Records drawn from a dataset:
-------------------------
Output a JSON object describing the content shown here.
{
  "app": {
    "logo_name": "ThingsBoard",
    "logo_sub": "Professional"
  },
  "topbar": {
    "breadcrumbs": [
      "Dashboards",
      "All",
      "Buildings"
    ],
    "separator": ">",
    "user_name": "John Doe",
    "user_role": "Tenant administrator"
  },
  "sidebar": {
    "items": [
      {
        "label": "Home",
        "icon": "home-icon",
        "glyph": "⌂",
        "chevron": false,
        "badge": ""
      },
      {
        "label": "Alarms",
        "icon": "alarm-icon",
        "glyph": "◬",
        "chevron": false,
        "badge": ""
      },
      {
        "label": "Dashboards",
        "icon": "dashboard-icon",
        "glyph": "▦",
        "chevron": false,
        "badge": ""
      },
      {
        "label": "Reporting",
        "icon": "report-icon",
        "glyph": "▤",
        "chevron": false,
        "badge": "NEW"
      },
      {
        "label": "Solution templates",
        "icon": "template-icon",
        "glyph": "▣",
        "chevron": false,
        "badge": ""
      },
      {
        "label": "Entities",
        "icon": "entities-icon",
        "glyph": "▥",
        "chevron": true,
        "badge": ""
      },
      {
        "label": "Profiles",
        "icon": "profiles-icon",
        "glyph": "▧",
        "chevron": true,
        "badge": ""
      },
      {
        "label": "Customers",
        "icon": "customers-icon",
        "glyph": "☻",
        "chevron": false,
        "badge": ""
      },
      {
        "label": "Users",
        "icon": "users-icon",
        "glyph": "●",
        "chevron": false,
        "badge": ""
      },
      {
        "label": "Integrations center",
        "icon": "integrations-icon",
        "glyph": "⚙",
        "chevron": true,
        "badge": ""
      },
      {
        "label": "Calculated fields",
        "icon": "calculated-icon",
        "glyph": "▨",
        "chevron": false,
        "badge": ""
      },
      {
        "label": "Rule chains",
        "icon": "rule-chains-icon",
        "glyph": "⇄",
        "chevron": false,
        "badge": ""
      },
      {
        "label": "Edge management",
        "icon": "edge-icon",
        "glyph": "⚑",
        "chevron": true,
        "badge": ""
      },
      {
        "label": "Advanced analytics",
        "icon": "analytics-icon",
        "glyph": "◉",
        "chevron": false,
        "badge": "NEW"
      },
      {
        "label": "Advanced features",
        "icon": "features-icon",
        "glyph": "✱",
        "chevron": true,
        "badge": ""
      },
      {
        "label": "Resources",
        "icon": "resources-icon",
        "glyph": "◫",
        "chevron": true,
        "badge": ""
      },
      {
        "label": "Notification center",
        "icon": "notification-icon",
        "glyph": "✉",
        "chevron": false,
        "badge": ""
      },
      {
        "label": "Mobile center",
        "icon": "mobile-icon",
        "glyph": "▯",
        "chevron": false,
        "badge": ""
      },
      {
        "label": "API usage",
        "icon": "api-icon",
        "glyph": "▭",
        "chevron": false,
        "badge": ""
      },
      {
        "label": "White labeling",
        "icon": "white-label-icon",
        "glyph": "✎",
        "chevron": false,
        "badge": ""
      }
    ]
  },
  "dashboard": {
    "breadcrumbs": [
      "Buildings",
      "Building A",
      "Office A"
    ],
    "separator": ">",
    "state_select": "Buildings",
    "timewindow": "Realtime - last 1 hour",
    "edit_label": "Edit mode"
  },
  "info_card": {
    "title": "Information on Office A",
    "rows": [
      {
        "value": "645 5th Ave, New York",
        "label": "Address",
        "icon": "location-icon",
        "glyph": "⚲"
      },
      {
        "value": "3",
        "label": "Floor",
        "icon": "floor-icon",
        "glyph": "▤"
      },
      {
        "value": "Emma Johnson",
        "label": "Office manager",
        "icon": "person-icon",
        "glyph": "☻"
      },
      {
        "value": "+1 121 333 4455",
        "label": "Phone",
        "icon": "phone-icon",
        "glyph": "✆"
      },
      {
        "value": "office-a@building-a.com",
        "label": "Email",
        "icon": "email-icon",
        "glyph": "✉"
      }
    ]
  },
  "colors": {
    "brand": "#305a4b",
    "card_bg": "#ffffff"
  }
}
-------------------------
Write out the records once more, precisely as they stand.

Output a JSON object describing the content shown here.
{
  "app": {
    "logo_name": "ThingsBoard",
    "logo_sub": "Professional"
  },
  "topbar": {
    "breadcrumbs": [
      "Dashboards",
      "All",
      "Buildings"
    ],
    "separator": ">",
    "user_name": "John Doe",
    "user_role": "Tenant administrator"
  },
  "sidebar": {
    "items": [
      {
        "label": "Home",
        "icon": "home-icon",
        "glyph": "⌂",
        "chevron": false,
        "badge": ""
      },
      {
        "label": "Alarms",
        "icon": "alarm-icon",
        "glyph": "◬",
        "chevron": false,
        "badge": ""
      },
      {
        "label": "Dashboards",
        "icon": "dashboard-icon",
        "glyph": "▦",
        "chevron": false,
        "badge": ""
      },
      {
        "label": "Reporting",
        "icon": "report-icon",
        "glyph": "▤",
        "chevron": false,
        "badge": "NEW"
      },
      {
        "label": "Solution templates",
        "icon": "template-icon",
        "glyph": "▣",
        "chevron": false,
        "badge": ""
      },
      {
        "label": "Entities",
        "icon": "entities-icon",
        "glyph": "▥",
        "chevron": true,
        "badge": ""
      },
      {
        "label": "Profiles",
        "icon": "profiles-icon",
        "glyph": "▧",
        "chevron": true,
        "badge": ""
      },
      {
        "label": "Customers",
        "icon": "customers-icon",
        "glyph": "☻",
        "chevron": false,
        "badge": ""
      },
      {
        "label": "Users",
        "icon": "users-icon",
        "glyph": "●",
        "chevron": false,
        "badge": ""
      },
      {
        "label": "Integrations center",
        "icon": "integrations-icon",
        "glyph": "⚙",
        "chevron": true,
        "badge": ""
      },
      {
        "label": "Calculated fields",
        "icon": "calculated-icon",
        "glyph": "▨",
        "chevron": false,
        "badge": ""
      },
      {
        "label": "Rule chains",
        "icon": "rule-chains-icon",
        "glyph": "⇄",
        "chevron": false,
        "badge": ""
      },
      {
        "label": "Edge management",
        "icon": "edge-icon",
        "glyph": "⚑",
        "chevron": true,
        "badge": ""
      },
      {
        "label": "Advanced analytics",
        "icon": "analytics-icon",
        "glyph": "◉",
        "chevron": false,
        "badge": "NEW"
      },
      {
        "label": "Advanced features",
        "icon": "features-icon",
        "glyph": "✱",
        "chevron": true,
        "badge": ""
      },
      {
        "label": "Resources",
        "icon": "resources-icon",
        "glyph": "◫",
        "chevron": true,
        "badge": ""
      },
      {
        "label": "Notification center",
        "icon": "notification-icon",
        "glyph": "✉",
        "chevron": false,
        "badge": ""
      },
      {
        "label": "Mobile center",
        "icon": "mobile-icon",
        "glyph": "▯",
        "chevron": false,
        "badge": ""
      },
      {
        "label": "API usage",
        "icon": "api-icon",
        "glyph": "▭",
        "chevron": false,
        "badge": ""
      },
      {
        "label": "White labeling",
        "icon": "white-label-icon",
        "glyph": "✎",
        "chevron": false,
        "badge": ""
      }
    ]
  },
  "dashboard": {
    "breadcrumbs": [
      "Buildings",
      "Building A",
      "Office A"
    ],
    "separator": ">",
    "state_select": "Buildings",
    "timewindow": "Realtime - last 1 hour",
    "edit_label": "Edit mode"
  },
  "info_card": {
    "title": "Information on Office A",
    "rows": [
      {
        "value": "645 5th Ave, New York",
        "label": "Address",
        "icon": "location-icon",
        "glyph": "⚲"
      },
      {
        "value": "3",
        "label": "Floor",
        "icon": "floor-icon",
        "glyph": "▤"
      },
      {
        "value": "Emma Johnson",
        "label": "Office manager",
        "icon": "person-icon",
        "glyph": "☻"
      },
      {
        "value": "+1 121 333 4455",
        "label": "Phone",
        "icon": "phone-icon",
        "glyph": "✆"
      },
      {
        "value": "office-a@building-a.com",
        "label": "Email",
        "icon": "email-icon",
        "glyph": "✉"
      }
    ]
  },
  "colors": {
    "brand": "#305a4b",
    "card_bg": "#ffffff"
  }
}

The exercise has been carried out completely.